RECORDS: Begin

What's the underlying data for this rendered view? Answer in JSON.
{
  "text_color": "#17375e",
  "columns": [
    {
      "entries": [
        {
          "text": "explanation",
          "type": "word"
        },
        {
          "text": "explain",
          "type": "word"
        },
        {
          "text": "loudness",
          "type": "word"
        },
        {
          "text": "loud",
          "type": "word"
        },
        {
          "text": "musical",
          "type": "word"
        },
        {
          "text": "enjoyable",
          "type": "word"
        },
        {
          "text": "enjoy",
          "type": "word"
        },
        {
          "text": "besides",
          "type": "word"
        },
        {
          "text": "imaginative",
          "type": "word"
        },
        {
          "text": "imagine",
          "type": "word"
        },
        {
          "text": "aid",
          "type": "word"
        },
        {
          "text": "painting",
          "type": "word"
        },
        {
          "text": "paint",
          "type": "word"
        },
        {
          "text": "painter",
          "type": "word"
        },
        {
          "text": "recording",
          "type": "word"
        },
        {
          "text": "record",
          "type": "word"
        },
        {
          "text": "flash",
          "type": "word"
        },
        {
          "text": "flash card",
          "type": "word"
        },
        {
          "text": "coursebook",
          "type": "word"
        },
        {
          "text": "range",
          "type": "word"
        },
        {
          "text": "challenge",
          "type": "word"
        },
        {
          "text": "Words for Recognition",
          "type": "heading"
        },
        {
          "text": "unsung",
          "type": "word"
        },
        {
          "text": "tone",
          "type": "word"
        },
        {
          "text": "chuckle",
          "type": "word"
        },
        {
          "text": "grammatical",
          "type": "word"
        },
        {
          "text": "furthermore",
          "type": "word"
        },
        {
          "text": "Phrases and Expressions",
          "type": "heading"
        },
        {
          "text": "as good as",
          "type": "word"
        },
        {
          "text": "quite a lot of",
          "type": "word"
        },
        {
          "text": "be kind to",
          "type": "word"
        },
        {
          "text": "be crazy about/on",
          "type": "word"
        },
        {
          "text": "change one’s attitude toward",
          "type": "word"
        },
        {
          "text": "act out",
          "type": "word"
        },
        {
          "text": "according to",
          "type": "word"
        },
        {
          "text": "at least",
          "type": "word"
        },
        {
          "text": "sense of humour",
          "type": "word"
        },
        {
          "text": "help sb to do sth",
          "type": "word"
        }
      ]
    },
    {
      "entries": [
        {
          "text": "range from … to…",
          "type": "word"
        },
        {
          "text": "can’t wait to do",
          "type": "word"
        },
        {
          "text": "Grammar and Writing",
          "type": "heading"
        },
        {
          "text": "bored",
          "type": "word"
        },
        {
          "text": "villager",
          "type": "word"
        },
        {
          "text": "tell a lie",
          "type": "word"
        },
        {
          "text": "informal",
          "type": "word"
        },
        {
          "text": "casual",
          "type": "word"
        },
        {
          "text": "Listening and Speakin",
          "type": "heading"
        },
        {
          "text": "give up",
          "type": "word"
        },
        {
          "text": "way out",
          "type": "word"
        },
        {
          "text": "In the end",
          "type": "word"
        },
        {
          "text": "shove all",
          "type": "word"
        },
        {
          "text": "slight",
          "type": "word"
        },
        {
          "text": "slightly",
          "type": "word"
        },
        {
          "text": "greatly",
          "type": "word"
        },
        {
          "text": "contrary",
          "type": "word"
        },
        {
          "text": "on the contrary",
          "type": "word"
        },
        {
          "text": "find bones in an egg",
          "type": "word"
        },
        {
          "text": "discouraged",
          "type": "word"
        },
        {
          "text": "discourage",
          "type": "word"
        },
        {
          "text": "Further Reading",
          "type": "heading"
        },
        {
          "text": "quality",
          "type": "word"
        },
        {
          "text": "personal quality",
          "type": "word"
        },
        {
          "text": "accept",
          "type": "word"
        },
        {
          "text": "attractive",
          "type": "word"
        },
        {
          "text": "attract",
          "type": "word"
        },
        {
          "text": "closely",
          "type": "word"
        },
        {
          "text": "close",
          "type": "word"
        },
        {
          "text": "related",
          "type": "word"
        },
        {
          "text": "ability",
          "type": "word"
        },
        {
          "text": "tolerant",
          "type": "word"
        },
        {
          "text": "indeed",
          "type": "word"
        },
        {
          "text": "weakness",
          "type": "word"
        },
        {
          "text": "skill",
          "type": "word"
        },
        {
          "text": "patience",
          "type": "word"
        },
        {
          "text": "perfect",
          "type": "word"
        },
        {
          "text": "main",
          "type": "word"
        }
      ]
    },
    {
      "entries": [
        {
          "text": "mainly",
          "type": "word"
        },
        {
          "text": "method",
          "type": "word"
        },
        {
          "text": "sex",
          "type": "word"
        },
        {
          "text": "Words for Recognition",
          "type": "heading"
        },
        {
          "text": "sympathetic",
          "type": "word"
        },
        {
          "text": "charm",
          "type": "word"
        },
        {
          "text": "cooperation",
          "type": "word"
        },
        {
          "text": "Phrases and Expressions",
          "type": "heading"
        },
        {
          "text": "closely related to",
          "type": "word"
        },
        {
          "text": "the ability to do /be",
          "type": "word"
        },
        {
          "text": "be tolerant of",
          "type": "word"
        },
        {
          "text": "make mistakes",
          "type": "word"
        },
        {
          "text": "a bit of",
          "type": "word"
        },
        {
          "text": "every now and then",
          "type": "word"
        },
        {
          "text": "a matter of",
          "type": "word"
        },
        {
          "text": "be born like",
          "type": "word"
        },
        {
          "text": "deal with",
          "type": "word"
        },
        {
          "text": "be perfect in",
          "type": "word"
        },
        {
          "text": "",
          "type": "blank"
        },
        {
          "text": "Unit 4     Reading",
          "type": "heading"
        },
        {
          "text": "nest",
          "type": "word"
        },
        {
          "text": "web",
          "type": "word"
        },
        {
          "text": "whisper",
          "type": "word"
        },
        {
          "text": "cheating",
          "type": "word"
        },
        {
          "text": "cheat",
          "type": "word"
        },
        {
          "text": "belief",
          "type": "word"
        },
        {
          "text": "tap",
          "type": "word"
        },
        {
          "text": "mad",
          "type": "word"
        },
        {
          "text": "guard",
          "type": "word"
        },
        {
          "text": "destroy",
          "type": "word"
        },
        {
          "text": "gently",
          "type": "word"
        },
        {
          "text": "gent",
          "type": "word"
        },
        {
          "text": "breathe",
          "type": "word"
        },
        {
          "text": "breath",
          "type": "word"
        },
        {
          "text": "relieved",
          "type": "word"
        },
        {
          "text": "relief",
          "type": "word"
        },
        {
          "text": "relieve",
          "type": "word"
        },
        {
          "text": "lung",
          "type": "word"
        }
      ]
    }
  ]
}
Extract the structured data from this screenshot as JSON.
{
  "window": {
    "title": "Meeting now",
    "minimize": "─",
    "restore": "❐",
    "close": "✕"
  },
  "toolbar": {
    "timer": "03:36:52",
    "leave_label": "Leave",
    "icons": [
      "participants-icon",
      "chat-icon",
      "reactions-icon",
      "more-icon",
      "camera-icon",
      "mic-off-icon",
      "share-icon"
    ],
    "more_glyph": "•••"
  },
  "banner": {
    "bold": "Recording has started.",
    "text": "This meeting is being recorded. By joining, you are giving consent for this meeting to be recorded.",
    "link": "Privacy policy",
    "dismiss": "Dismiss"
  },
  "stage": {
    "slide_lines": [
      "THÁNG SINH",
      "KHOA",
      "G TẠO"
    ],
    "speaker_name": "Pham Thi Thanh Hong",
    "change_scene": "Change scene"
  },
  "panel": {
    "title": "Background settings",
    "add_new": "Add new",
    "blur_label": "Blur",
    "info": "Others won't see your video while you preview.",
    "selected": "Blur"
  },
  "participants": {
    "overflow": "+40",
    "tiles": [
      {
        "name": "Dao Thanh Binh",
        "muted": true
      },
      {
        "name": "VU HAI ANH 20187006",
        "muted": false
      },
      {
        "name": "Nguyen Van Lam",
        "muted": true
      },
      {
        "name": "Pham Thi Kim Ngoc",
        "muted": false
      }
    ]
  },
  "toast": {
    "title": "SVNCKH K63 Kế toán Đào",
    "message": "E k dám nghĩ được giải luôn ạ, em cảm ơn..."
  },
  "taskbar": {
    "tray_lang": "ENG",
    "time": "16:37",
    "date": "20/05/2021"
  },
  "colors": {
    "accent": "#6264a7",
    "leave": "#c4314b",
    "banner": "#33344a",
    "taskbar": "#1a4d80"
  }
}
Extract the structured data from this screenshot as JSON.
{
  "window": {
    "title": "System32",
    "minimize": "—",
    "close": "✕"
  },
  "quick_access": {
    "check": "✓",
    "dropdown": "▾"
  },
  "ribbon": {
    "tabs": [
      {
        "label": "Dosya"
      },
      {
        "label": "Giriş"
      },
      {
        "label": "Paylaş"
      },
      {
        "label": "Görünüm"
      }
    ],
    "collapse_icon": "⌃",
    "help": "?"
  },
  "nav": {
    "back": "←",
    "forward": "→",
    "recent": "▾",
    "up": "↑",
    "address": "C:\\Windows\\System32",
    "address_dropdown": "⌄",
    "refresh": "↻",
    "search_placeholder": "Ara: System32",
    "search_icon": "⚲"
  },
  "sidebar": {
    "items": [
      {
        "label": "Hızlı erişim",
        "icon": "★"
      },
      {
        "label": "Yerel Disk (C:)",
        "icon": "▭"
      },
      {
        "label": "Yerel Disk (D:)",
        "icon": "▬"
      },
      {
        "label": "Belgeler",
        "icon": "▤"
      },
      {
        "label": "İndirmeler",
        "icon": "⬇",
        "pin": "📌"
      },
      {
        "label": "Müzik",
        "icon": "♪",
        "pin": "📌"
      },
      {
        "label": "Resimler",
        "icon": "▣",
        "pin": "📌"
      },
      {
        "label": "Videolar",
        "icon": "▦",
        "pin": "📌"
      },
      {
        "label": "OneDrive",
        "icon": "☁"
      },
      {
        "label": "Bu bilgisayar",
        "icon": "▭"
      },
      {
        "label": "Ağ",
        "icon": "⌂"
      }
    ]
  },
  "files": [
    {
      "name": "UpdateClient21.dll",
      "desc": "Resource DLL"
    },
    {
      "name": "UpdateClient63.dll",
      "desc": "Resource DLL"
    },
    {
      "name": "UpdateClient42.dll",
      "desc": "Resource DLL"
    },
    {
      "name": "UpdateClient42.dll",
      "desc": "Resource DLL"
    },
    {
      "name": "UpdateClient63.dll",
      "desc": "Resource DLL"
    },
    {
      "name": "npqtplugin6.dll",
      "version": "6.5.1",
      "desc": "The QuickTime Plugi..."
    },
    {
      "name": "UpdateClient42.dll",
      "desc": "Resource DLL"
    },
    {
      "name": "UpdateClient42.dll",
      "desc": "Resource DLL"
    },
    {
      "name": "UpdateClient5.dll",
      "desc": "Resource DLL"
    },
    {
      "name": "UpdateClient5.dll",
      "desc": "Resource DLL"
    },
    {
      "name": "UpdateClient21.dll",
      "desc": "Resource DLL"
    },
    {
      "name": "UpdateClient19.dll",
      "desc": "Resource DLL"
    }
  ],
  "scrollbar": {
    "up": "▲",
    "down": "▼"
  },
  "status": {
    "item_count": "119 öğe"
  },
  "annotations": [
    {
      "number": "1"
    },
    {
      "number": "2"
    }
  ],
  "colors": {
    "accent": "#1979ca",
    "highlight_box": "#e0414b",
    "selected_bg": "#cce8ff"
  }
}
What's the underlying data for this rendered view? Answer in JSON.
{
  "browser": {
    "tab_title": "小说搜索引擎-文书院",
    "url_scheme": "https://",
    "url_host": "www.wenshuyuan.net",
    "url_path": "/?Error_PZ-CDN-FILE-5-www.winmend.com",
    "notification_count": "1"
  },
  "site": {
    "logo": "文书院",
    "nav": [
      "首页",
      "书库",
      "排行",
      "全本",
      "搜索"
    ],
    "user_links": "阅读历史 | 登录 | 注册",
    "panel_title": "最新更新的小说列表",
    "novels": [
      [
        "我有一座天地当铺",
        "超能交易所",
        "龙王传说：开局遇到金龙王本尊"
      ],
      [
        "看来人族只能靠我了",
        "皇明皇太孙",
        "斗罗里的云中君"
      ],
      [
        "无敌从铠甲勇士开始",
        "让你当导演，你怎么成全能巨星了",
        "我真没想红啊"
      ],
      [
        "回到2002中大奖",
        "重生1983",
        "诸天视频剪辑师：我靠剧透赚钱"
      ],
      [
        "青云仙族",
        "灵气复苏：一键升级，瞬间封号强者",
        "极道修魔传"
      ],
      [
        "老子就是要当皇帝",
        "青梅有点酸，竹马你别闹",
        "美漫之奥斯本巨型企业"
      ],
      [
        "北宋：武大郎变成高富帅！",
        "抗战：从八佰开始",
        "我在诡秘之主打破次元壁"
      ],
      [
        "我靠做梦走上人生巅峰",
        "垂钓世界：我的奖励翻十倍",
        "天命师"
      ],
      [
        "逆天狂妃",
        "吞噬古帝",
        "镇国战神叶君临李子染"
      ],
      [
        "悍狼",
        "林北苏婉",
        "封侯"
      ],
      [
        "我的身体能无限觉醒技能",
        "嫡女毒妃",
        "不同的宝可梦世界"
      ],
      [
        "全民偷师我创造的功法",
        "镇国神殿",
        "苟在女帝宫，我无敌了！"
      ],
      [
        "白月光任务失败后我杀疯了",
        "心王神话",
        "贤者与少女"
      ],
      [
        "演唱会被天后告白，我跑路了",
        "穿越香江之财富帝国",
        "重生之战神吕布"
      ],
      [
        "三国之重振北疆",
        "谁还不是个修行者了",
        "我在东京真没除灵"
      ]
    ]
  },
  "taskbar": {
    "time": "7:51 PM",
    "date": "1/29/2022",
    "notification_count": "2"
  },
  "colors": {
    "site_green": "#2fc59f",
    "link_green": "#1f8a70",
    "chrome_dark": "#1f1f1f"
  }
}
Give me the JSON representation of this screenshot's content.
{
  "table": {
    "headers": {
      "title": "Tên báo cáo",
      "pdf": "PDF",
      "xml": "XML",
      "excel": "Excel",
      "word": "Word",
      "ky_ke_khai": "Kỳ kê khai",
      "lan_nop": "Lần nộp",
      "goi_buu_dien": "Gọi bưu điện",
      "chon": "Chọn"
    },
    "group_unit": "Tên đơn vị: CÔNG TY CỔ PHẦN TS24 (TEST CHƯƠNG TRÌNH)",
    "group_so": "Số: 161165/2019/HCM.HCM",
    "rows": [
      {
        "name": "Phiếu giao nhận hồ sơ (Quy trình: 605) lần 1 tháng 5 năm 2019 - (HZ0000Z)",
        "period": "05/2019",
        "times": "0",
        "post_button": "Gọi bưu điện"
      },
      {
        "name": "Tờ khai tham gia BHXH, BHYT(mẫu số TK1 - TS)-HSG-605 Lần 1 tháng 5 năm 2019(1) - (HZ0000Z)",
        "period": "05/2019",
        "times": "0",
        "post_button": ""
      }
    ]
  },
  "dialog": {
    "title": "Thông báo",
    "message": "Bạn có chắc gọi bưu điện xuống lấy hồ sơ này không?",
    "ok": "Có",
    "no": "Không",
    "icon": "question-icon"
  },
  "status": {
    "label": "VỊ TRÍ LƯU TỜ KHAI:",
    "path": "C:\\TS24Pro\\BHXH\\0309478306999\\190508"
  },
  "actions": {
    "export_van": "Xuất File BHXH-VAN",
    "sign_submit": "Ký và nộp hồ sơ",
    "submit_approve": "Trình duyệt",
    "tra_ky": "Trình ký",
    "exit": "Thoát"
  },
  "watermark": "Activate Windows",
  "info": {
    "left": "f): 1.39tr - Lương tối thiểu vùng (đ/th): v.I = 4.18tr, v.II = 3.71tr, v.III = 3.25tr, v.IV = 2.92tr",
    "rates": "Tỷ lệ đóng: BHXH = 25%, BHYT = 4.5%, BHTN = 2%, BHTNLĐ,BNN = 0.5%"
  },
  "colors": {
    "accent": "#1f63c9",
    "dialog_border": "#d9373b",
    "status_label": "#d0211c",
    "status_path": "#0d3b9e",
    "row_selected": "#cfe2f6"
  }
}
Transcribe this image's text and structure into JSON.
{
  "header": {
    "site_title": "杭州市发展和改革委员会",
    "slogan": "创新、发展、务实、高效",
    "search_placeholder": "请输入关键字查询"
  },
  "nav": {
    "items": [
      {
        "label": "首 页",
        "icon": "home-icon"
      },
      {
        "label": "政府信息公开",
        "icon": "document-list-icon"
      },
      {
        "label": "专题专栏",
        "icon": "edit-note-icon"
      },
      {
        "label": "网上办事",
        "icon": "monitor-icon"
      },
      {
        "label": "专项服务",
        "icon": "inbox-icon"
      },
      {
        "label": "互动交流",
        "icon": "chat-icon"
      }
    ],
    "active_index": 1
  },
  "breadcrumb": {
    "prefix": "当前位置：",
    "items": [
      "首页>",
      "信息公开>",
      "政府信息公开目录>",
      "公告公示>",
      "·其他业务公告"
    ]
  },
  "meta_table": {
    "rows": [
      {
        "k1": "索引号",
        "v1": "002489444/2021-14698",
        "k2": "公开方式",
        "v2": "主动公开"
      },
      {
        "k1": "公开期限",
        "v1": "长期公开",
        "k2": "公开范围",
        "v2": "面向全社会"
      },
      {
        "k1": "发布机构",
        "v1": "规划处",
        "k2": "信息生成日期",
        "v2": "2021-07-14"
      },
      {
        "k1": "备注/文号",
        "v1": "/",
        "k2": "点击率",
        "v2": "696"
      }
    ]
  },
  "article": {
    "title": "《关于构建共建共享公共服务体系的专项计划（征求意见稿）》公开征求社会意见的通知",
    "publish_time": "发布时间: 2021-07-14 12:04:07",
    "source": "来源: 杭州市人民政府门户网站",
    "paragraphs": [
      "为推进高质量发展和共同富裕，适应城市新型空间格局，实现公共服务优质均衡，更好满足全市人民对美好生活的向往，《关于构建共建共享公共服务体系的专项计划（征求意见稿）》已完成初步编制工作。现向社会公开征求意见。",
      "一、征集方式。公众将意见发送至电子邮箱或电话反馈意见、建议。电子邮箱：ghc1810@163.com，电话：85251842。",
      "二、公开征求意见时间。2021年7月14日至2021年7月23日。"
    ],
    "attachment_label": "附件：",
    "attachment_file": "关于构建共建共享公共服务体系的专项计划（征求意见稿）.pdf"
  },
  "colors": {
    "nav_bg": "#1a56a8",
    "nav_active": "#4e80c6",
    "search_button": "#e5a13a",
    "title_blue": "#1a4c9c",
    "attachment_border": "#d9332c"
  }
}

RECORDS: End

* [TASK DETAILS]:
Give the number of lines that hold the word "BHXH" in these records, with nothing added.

* [ANSWER BOX]:
4